═════ DATASET EXTRACT ═════
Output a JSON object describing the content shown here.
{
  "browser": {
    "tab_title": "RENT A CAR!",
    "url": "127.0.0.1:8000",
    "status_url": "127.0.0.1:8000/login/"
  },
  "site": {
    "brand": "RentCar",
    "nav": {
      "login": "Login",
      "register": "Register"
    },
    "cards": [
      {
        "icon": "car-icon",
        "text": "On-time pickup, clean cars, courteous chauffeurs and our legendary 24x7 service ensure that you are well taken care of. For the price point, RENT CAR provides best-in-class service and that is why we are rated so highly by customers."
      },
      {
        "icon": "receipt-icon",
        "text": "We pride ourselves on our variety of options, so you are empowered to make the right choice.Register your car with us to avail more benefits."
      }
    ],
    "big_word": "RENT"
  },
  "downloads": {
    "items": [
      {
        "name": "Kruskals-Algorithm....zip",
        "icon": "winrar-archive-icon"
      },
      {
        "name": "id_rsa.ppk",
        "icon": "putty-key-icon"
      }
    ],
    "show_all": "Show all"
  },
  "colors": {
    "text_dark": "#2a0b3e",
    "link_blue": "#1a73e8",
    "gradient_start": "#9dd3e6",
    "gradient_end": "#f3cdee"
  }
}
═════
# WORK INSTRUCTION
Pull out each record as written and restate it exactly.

# SOLUTION FOR THIS PROBLEM
Output a JSON object describing the content shown here.
{
  "browser": {
    "tab_title": "RENT A CAR!",
    "url": "127.0.0.1:8000",
    "status_url": "127.0.0.1:8000/login/"
  },
  "site": {
    "brand": "RentCar",
    "nav": {
      "login": "Login",
      "register": "Register"
    },
    "cards": [
      {
        "icon": "car-icon",
        "text": "On-time pickup, clean cars, courteous chauffeurs and our legendary 24x7 service ensure that you are well taken care of. For the price point, RENT CAR provides best-in-class service and that is why we are rated so highly by customers."
      },
      {
        "icon": "receipt-icon",
        "text": "We pride ourselves on our variety of options, so you are empowered to make the right choice.Register your car with us to avail more benefits."
      }
    ],
    "big_word": "RENT"
  },
  "downloads": {
    "items": [
      {
        "name": "Kruskals-Algorithm....zip",
        "icon": "winrar-archive-icon"
      },
      {
        "name": "id_rsa.ppk",
        "icon": "putty-key-icon"
      }
    ],
    "show_all": "Show all"
  },
  "colors": {
    "text_dark": "#2a0b3e",
    "link_blue": "#1a73e8",
    "gradient_start": "#9dd3e6",
    "gradient_end": "#f3cdee"
  }
}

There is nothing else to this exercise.